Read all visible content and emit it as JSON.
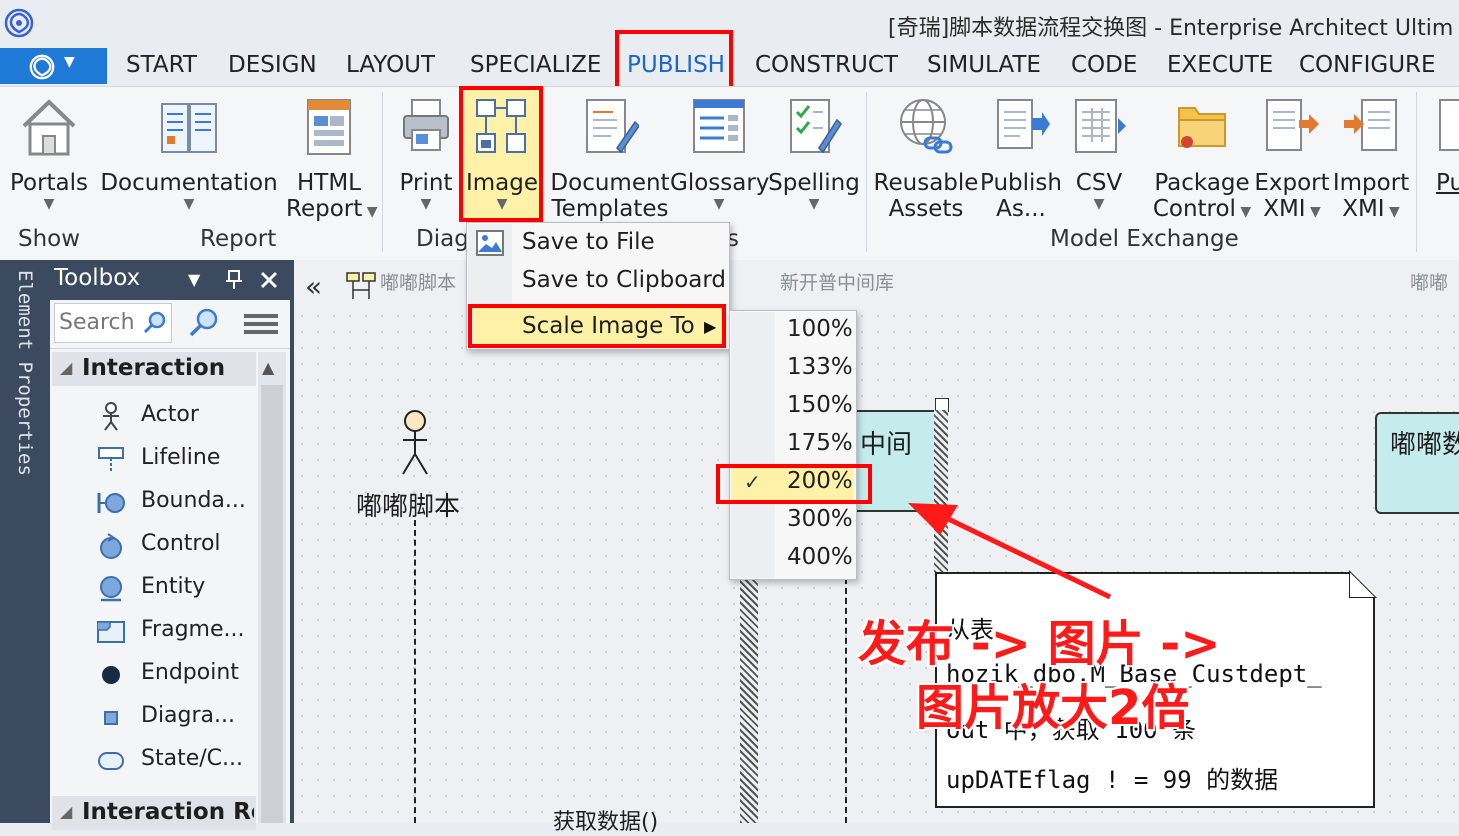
{
  "window": {
    "title": "[奇瑞]脚本数据流程交换图 - Enterprise Architect Ultim"
  },
  "tabs": [
    "START",
    "DESIGN",
    "LAYOUT",
    "SPECIALIZE",
    "PUBLISH",
    "CONSTRUCT",
    "SIMULATE",
    "CODE",
    "EXECUTE",
    "CONFIGURE"
  ],
  "active_tab": "PUBLISH",
  "ribbon": {
    "portals": "Portals",
    "documentation": "Documentation",
    "html_report_1": "HTML",
    "html_report_2": "Report",
    "print": "Print",
    "image": "Image",
    "doc_templates_1": "Document",
    "doc_templates_2": "Templates",
    "glossary": "Glossary",
    "spelling": "Spelling",
    "reusable_1": "Reusable",
    "reusable_2": "Assets",
    "publish_as_1": "Publish",
    "publish_as_2": "As...",
    "csv": "CSV",
    "package_control_1": "Package",
    "package_control_2": "Control",
    "export_xmi_1": "Export",
    "export_xmi_2": "XMI",
    "import_xmi_1": "Import",
    "import_xmi_2": "XMI",
    "pu_cut": "Pu",
    "groups": {
      "show": "Show",
      "report": "Report",
      "diag": "Diag",
      "s_cut": "s",
      "model_exchange": "Model Exchange"
    }
  },
  "side_strip": {
    "label": "Element Properties"
  },
  "toolbox": {
    "title": "Toolbox",
    "search_placeholder": "Search",
    "section": "Interaction",
    "section2": "Interaction Rel",
    "items": [
      "Actor",
      "Lifeline",
      "Bounda...",
      "Control",
      "Entity",
      "Fragme...",
      "Endpoint",
      "Diagra...",
      "State/C..."
    ]
  },
  "diagram": {
    "tab_left": "嘟嘟脚本",
    "tab_mid": "新开普中间库",
    "tab_right": "嘟嘟",
    "actor_label": "嘟嘟脚本",
    "box_mid_text": "中间",
    "box_right_text": "嘟嘟数",
    "message_bottom": "获取数据()",
    "note_lines": [
      "从表",
      "hozik_dbo.M_Base_Custdept_",
      "out 中，获取 100 条",
      "upDATEflag ! = 99 的数据"
    ]
  },
  "image_menu": {
    "items": [
      "Save to File",
      "Save to Clipboard",
      "Scale Image To"
    ]
  },
  "scale_menu": {
    "options": [
      "100%",
      "133%",
      "150%",
      "175%",
      "200%",
      "300%",
      "400%"
    ],
    "selected": "200%"
  },
  "annotation": {
    "line1": "发布 -> 图片 ->",
    "line2": "图片放大2倍"
  },
  "colors": {
    "accent": "#1e7ad6",
    "highlight": "#fff2a8",
    "annotation_red": "#ff0000",
    "panel_dark": "#3b4a5e"
  }
}
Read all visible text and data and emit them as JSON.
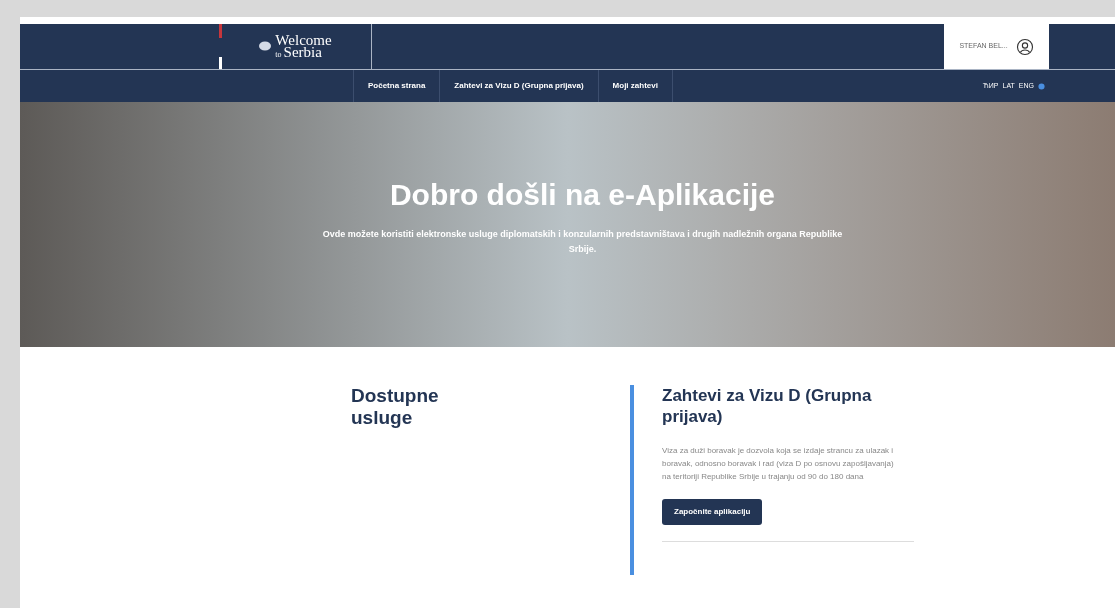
{
  "header": {
    "logo": {
      "line_1": "Welcome",
      "line_2": "to",
      "line_3": "Serbia"
    },
    "user": "STEFAN BEL..."
  },
  "nav": {
    "items": [
      "Početna strana",
      "Zahtevi za Vizu D (Grupna prijava)",
      "Moji zahtevi"
    ],
    "languages": [
      "ЋИР",
      "LAT",
      "ENG"
    ]
  },
  "hero": {
    "title": "Dobro došli na e-Aplikacije",
    "subtitle": "Ovde možete koristiti elektronske usluge diplomatskih i konzularnih predstavništava i drugih nadležnih organa Republike Srbije."
  },
  "services": {
    "heading": "Dostupne usluge",
    "cards": [
      {
        "title": "Zahtevi za Vizu D (Grupna prijava)",
        "description": "Viza za duži boravak je dozvola koja se izdaje strancu za ulazak i boravak, odnosno boravak i rad (viza D po osnovu zapošljavanja) na teritoriji Republike Srbije u trajanju od 90 do 180 dana",
        "button": "Započnite aplikaciju"
      }
    ]
  }
}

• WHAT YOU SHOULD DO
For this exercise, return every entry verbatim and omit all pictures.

• EXERCISE RESULT
Read all visible content and emit it as JSON.
{
  "window": {
    "title": "[奇瑞]脚本数据流程交换图 - Enterprise Architect Ultim"
  },
  "tabs": [
    "START",
    "DESIGN",
    "LAYOUT",
    "SPECIALIZE",
    "PUBLISH",
    "CONSTRUCT",
    "SIMULATE",
    "CODE",
    "EXECUTE",
    "CONFIGURE"
  ],
  "active_tab": "PUBLISH",
  "ribbon": {
    "portals": "Portals",
    "documentation": "Documentation",
    "html_report_1": "HTML",
    "html_report_2": "Report",
    "print": "Print",
    "image": "Image",
    "doc_templates_1": "Document",
    "doc_templates_2": "Templates",
    "glossary": "Glossary",
    "spelling": "Spelling",
    "reusable_1": "Reusable",
    "reusable_2": "Assets",
    "publish_as_1": "Publish",
    "publish_as_2": "As...",
    "csv": "CSV",
    "package_control_1": "Package",
    "package_control_2": "Control",
    "export_xmi_1": "Export",
    "export_xmi_2": "XMI",
    "import_xmi_1": "Import",
    "import_xmi_2": "XMI",
    "pu_cut": "Pu",
    "groups": {
      "show": "Show",
      "report": "Report",
      "diag": "Diag",
      "s_cut": "s",
      "model_exchange": "Model Exchange"
    }
  },
  "side_strip": {
    "label": "Element Properties"
  },
  "toolbox": {
    "title": "Toolbox",
    "search_placeholder": "Search",
    "section": "Interaction",
    "section2": "Interaction Rel",
    "items": [
      "Actor",
      "Lifeline",
      "Bounda...",
      "Control",
      "Entity",
      "Fragme...",
      "Endpoint",
      "Diagra...",
      "State/C..."
    ]
  },
  "diagram": {
    "tab_left": "嘟嘟脚本",
    "tab_mid": "新开普中间库",
    "tab_right": "嘟嘟",
    "actor_label": "嘟嘟脚本",
    "box_mid_text": "中间",
    "box_right_text": "嘟嘟数",
    "message_bottom": "获取数据()",
    "note_lines": [
      "从表",
      "hozik_dbo.M_Base_Custdept_",
      "out 中，获取 100 条",
      "upDATEflag ! = 99 的数据"
    ]
  },
  "image_menu": {
    "items": [
      "Save to File",
      "Save to Clipboard",
      "Scale Image To"
    ]
  },
  "scale_menu": {
    "options": [
      "100%",
      "133%",
      "150%",
      "175%",
      "200%",
      "300%",
      "400%"
    ],
    "selected": "200%"
  },
  "annotation": {
    "line1": "发布 -> 图片 ->",
    "line2": "图片放大2倍"
  },
  "colors": {
    "accent": "#1e7ad6",
    "highlight": "#fff2a8",
    "annotation_red": "#ff0000",
    "panel_dark": "#3b4a5e"
  }
}
Read all visible text and data and emit them as JSON.
{
  "header": {
    "logo": {
      "line_1": "Welcome",
      "line_2": "to",
      "line_3": "Serbia"
    },
    "user": "STEFAN BEL..."
  },
  "nav": {
    "items": [
      "Početna strana",
      "Zahtevi za Vizu D (Grupna prijava)",
      "Moji zahtevi"
    ],
    "languages": [
      "ЋИР",
      "LAT",
      "ENG"
    ]
  },
  "hero": {
    "title": "Dobro došli na e-Aplikacije",
    "subtitle": "Ovde možete koristiti elektronske usluge diplomatskih i konzularnih predstavništava i drugih nadležnih organa Republike Srbije."
  },
  "services": {
    "heading": "Dostupne usluge",
    "cards": [
      {
        "title": "Zahtevi za Vizu D (Grupna prijava)",
        "description": "Viza za duži boravak je dozvola koja se izdaje strancu za ulazak i boravak, odnosno boravak i rad (viza D po osnovu zapošljavanja) na teritoriji Republike Srbije u trajanju od 90 do 180 dana",
        "button": "Započnite aplikaciju"
      }
    ]
  }
}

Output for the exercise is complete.